And while Facebook assures its users all reporting is anonymous and that offenders won’t ever be told it is who reported them, the company of course does know and keeps that information confidential.
The screen on the left, below, shows what test users will see if the name they use on Facebook is challenged. They will have seven days to respond before their account is reviewed for closure, and there are alternative options now, such as a “special circumstance” and the option to be reminded later to take time to address this, without losing connectivity on the network.
The screen below left offers a look at the “special circumstances,” which includes victims of abuse, stalking, bullying, LGBT users as well as those who simply identity as “queer,” and ethnic minorities.
What about intersex individuals or other categories not included here? we asked. For that, at present, is the “Other” button as well as an interface that allows users to add additional information. These options, says Facebook, will help the company learn and refine the process.
Those involved in the test told The Advocate many users were reporting names when what they were trying to do was report behavior they found objectionable. A new interface allows users to identify behavior.
Facebook’s mathematical and coding experts are considering implementing a new algorithm to separate false reports from the real deal, and those in the know told The Advocate one way the system would be able to “see” if the name you use is how you’re known, is by checking your birthday, So if your legal name is Christopher but many of your friends post “Happy Birthday, Kit!” on your wall, the systems could someday recognize that you are indeed known by “Kit” as well as the name your mom and dad gave you. For now, Facebook says this is just an idea that is still in the works.
After the automated checks are done, humans get their hands dirty. Acknowledging that previously the messages sent by Facebook to alert a user about their name were “archaic, even robotic,” the company told The Advocate that its most experienced techs, with the longest tenure in dealing with names issues, will be on the case. They will review the reports screened by the computers, looking at both the user in question and who reported them, and deciding which ones are worthy of further investigation and which ones are just sent by troublemakers.
This process, Facebook said, is the result of many conversations with what it called community stakeholders, including the LGBT community.
"As a member of the Network of Support, PFLAG National has provided feedback on Facebook's work improving its authentic name process for more than a year,” said Liz Owen, director of communications for PFLAG National. “Throughout this time, Facebook has shown a strong commitment to hearing and incorporating feedback, and making improvements to the policy and the process of its implementation.
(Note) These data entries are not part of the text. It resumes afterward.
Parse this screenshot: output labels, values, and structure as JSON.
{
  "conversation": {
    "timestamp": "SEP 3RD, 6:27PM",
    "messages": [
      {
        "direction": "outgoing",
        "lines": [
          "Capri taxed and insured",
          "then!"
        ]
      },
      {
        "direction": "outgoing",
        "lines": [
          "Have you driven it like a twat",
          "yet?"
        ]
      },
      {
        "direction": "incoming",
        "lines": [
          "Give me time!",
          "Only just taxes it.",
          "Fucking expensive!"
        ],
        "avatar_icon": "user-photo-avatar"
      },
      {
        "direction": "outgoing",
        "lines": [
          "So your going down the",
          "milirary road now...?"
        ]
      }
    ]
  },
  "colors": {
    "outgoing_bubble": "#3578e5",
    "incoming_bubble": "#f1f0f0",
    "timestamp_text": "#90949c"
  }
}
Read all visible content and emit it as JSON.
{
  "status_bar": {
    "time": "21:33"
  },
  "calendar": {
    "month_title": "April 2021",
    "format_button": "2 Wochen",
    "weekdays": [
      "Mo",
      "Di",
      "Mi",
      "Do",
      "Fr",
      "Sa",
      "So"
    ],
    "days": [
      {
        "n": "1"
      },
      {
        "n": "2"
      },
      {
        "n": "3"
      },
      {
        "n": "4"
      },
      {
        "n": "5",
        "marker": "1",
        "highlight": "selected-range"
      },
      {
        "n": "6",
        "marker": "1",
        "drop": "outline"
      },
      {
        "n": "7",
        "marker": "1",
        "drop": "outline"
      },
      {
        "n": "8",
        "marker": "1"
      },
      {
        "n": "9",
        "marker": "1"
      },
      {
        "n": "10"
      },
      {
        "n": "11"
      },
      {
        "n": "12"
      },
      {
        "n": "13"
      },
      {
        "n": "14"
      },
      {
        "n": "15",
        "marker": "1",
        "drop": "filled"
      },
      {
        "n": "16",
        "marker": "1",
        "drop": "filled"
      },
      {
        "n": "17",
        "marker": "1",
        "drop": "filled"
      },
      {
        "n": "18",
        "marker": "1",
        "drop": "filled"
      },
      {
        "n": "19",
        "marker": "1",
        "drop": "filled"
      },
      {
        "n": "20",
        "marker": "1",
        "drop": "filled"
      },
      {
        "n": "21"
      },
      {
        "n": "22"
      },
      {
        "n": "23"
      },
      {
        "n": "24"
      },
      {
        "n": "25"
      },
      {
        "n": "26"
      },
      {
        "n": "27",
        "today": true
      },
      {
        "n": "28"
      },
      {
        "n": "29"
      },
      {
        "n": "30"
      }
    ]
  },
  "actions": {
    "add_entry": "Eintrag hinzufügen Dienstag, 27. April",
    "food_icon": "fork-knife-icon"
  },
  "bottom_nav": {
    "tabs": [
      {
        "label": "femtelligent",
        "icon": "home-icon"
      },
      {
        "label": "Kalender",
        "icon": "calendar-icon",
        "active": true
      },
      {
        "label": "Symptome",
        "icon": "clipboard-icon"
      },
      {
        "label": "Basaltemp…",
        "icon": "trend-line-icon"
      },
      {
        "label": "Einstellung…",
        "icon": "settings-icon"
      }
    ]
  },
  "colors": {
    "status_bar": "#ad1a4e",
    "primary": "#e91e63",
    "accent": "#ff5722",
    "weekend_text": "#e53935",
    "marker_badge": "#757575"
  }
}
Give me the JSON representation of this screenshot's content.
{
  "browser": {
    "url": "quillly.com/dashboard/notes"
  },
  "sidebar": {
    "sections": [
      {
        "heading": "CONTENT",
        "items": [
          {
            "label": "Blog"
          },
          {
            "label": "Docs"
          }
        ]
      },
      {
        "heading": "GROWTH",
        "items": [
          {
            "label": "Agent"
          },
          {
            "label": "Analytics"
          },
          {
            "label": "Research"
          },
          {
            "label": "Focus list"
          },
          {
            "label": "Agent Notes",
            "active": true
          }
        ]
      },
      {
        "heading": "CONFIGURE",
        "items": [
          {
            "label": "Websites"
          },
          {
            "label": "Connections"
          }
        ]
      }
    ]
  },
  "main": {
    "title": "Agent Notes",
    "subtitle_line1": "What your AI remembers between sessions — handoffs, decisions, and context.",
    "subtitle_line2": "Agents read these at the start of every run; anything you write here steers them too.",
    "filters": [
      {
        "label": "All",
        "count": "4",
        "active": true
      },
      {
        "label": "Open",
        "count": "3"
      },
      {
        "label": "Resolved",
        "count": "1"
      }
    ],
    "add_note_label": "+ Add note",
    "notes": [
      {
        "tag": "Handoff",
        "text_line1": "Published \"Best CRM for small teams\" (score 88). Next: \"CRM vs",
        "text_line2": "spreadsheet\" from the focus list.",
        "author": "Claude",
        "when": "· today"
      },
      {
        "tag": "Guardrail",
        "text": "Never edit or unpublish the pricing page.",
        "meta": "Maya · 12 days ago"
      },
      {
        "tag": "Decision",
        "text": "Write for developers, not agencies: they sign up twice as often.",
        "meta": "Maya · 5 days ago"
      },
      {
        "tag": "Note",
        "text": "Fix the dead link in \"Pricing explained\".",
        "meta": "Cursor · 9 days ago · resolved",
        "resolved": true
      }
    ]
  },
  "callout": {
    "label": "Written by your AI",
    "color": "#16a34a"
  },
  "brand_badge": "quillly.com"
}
These latest improvements are a great step forward on this front."
This is where users have an opportunity to make their case for their chosen name. There’s now a seven-day process that maintains users’s access to their accounts and apps and social posts while they decide how to best respond.
“We expanded the options and documents that everyone on Facebook can use to verify their name,” Gage and Osofsky wrote in their open letter posted on Facebook. “We also implemented additional security protections for documents that people share with us when they are verifying their name.
According to Facebook, this is just the beginning of its improvements. In the first few weeks of 2016, Facebook is promising to reduce the number of users forced to endure an identification verification experience, all the while allowing users to like, share, scroll, comment, post, and check in without fear. The goal, the company said, is to keep “the Facebook community safe, supported and connected.”
Click here to read Facebook’s message to users about its test, beginning at 10 a.m. Pacific.